***** Dataset extract

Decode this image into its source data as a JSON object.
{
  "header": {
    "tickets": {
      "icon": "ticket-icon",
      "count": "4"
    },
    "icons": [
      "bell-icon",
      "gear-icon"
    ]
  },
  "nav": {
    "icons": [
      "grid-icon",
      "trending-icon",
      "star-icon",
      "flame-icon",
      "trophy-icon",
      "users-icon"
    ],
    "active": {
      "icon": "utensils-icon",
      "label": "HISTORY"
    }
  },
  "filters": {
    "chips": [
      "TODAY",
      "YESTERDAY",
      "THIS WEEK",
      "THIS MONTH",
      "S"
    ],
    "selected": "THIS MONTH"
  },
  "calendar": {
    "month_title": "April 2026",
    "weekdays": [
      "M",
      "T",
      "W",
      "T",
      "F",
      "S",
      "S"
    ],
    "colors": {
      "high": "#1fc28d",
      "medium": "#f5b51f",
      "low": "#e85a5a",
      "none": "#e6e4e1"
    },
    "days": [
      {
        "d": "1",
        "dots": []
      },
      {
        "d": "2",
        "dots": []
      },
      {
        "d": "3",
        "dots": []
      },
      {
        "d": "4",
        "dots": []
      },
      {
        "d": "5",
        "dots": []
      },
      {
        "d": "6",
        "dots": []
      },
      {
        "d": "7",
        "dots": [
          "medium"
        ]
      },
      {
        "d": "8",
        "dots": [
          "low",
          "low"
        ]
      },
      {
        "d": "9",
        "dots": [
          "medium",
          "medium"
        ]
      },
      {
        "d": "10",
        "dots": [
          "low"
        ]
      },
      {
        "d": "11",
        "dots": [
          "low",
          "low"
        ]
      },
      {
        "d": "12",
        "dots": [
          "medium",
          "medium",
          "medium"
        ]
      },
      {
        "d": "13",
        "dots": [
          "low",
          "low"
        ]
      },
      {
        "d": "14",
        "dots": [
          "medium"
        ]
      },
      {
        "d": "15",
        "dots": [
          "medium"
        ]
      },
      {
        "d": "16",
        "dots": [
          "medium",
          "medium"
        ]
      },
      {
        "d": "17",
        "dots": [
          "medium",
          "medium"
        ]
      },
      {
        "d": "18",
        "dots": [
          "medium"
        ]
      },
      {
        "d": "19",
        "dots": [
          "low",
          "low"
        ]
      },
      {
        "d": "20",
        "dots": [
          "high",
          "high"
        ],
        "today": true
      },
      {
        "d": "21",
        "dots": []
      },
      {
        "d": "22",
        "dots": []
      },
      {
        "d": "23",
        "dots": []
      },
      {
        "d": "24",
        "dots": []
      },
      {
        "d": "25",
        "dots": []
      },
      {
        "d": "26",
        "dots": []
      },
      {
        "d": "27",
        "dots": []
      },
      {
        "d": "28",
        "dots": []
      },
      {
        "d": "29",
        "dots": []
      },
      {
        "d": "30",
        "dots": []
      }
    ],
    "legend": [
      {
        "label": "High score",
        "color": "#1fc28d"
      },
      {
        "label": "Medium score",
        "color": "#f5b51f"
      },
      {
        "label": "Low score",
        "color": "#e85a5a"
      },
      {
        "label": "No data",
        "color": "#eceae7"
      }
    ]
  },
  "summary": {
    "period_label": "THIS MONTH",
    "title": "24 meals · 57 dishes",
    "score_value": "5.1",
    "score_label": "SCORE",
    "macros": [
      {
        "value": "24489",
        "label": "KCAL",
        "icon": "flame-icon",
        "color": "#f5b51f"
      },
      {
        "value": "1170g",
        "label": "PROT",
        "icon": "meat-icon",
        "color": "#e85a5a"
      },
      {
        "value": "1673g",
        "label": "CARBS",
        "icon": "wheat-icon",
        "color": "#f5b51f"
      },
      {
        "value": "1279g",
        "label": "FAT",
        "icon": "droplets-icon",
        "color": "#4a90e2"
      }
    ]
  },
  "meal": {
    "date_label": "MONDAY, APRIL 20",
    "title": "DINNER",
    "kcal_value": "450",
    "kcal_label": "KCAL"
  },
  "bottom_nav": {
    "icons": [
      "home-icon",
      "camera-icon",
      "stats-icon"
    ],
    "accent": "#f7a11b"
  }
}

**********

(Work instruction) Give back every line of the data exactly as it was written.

(Output of the task)
Decode this image into its source data as a JSON object.
{
  "header": {
    "tickets": {
      "icon": "ticket-icon",
      "count": "4"
    },
    "icons": [
      "bell-icon",
      "gear-icon"
    ]
  },
  "nav": {
    "icons": [
      "grid-icon",
      "trending-icon",
      "star-icon",
      "flame-icon",
      "trophy-icon",
      "users-icon"
    ],
    "active": {
      "icon": "utensils-icon",
      "label": "HISTORY"
    }
  },
  "filters": {
    "chips": [
      "TODAY",
      "YESTERDAY",
      "THIS WEEK",
      "THIS MONTH",
      "S"
    ],
    "selected": "THIS MONTH"
  },
  "calendar": {
    "month_title": "April 2026",
    "weekdays": [
      "M",
      "T",
      "W",
      "T",
      "F",
      "S",
      "S"
    ],
    "colors": {
      "high": "#1fc28d",
      "medium": "#f5b51f",
      "low": "#e85a5a",
      "none": "#e6e4e1"
    },
    "days": [
      {
        "d": "1",
        "dots": []
      },
      {
        "d": "2",
        "dots": []
      },
      {
        "d": "3",
        "dots": []
      },
      {
        "d": "4",
        "dots": []
      },
      {
        "d": "5",
        "dots": []
      },
      {
        "d": "6",
        "dots": []
      },
      {
        "d": "7",
        "dots": [
          "medium"
        ]
      },
      {
        "d": "8",
        "dots": [
          "low",
          "low"
        ]
      },
      {
        "d": "9",
        "dots": [
          "medium",
          "medium"
        ]
      },
      {
        "d": "10",
        "dots": [
          "low"
        ]
      },
      {
        "d": "11",
        "dots": [
          "low",
          "low"
        ]
      },
      {
        "d": "12",
        "dots": [
          "medium",
          "medium",
          "medium"
        ]
      },
      {
        "d": "13",
        "dots": [
          "low",
          "low"
        ]
      },
      {
        "d": "14",
        "dots": [
          "medium"
        ]
      },
      {
        "d": "15",
        "dots": [
          "medium"
        ]
      },
      {
        "d": "16",
        "dots": [
          "medium",
          "medium"
        ]
      },
      {
        "d": "17",
        "dots": [
          "medium",
          "medium"
        ]
      },
      {
        "d": "18",
        "dots": [
          "medium"
        ]
      },
      {
        "d": "19",
        "dots": [
          "low",
          "low"
        ]
      },
      {
        "d": "20",
        "dots": [
          "high",
          "high"
        ],
        "today": true
      },
      {
        "d": "21",
        "dots": []
      },
      {
        "d": "22",
        "dots": []
      },
      {
        "d": "23",
        "dots": []
      },
      {
        "d": "24",
        "dots": []
      },
      {
        "d": "25",
        "dots": []
      },
      {
        "d": "26",
        "dots": []
      },
      {
        "d": "27",
        "dots": []
      },
      {
        "d": "28",
        "dots": []
      },
      {
        "d": "29",
        "dots": []
      },
      {
        "d": "30",
        "dots": []
      }
    ],
    "legend": [
      {
        "label": "High score",
        "color": "#1fc28d"
      },
      {
        "label": "Medium score",
        "color": "#f5b51f"
      },
      {
        "label": "Low score",
        "color": "#e85a5a"
      },
      {
        "label": "No data",
        "color": "#eceae7"
      }
    ]
  },
  "summary": {
    "period_label": "THIS MONTH",
    "title": "24 meals · 57 dishes",
    "score_value": "5.1",
    "score_label": "SCORE",
    "macros": [
      {
        "value": "24489",
        "label": "KCAL",
        "icon": "flame-icon",
        "color": "#f5b51f"
      },
      {
        "value": "1170g",
        "label": "PROT",
        "icon": "meat-icon",
        "color": "#e85a5a"
      },
      {
        "value": "1673g",
        "label": "CARBS",
        "icon": "wheat-icon",
        "color": "#f5b51f"
      },
      {
        "value": "1279g",
        "label": "FAT",
        "icon": "droplets-icon",
        "color": "#4a90e2"
      }
    ]
  },
  "meal": {
    "date_label": "MONDAY, APRIL 20",
    "title": "DINNER",
    "kcal_value": "450",
    "kcal_label": "KCAL"
  },
  "bottom_nav": {
    "icons": [
      "home-icon",
      "camera-icon",
      "stats-icon"
    ],
    "accent": "#f7a11b"
  }
}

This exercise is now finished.